49° Good Evening
49° Good Evening
OpinionColumnistsMichael Dobie

Long Island Sound crossing idea spans decades

One of the best ideas of a U.S. senator from New York in the 1920s and 1930s is back in the news.

An artist's rendering of a proposed bridge from

An artist's rendering of a proposed bridge from Oyster Bay to Rye. Like many other transportation projects on Long Island, it never became a reality. Photo Credit: Newsday

Sign up for The Point to get insights like this delivered right to your inbox.

Does the name Royal S. Copeland ring a bell?

Political junkies might remember him as a U.S. senator from New York in the 1920s and 1930s (fun fact: his honorary campaign manager in 1922 was FDR).

One of his best ideas is back in the news.

Copeland appears to be the first person to pitch a cross-Long Island Sound link — in his case, an 18-mile bridge from Orient Point to either Groton, Connecticut, or Watch Hill, Rhode Island.

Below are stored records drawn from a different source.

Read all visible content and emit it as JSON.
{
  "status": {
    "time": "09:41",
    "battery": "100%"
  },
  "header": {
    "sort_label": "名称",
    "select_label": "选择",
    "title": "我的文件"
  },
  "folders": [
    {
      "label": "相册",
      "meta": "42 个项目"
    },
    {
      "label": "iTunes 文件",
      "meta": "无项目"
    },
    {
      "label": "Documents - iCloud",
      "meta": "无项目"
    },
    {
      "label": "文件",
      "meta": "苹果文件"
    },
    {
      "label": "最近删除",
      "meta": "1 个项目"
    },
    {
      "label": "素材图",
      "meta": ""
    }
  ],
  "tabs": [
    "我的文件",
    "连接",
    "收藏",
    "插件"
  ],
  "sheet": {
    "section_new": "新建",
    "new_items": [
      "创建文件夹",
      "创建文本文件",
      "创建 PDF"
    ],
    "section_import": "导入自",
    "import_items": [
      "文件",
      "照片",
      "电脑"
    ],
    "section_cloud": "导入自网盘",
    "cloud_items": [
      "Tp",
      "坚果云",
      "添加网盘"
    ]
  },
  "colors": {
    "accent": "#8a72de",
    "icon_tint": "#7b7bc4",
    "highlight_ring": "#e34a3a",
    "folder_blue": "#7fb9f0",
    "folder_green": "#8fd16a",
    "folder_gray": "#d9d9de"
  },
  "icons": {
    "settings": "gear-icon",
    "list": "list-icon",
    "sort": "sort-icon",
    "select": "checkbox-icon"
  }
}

Copeland, chairman of the Senate Commerce Committee, even got engineering surveys started. But then he died in 1938. And his plan died with him.

Copeland is part of a long bridge/tunnel history recounted in the State Department of Transportation study recently released on the feasibility of a Sound crossing. It shows that Copeland, a homeopathic physician by training, was only the first of many people to diagnose Long Island and offer the same prescription: The region needs another route out.

Charles H. Sells, the former state superintendent of public works, proposed two bridges, Orient Point to Watch Hill and Oyster Bay to Rye or Port Chester, in 1957.

A 1962 plan included a bridge from Orient Point to either New London, Connecticut, or Naptree Point, Rhode Island.

Master builder Robert Moses got in the act in 1966 with a $100 million-$150 million plan for an Oyster Bay-Port Chester bridge. Other bridge pitches followed.

The first tunnel plan, of course, came courtesy of late Garden City developer Vincent Polimeni in 2007, a dream now nurtured by his son, Michael. And, perhaps, by Gov. Andrew M. Cuomo, who ordered up the DOT study that concluded, as Copeland did 80 years ago, that crossing the Sound is technically viable.

As for the politics ...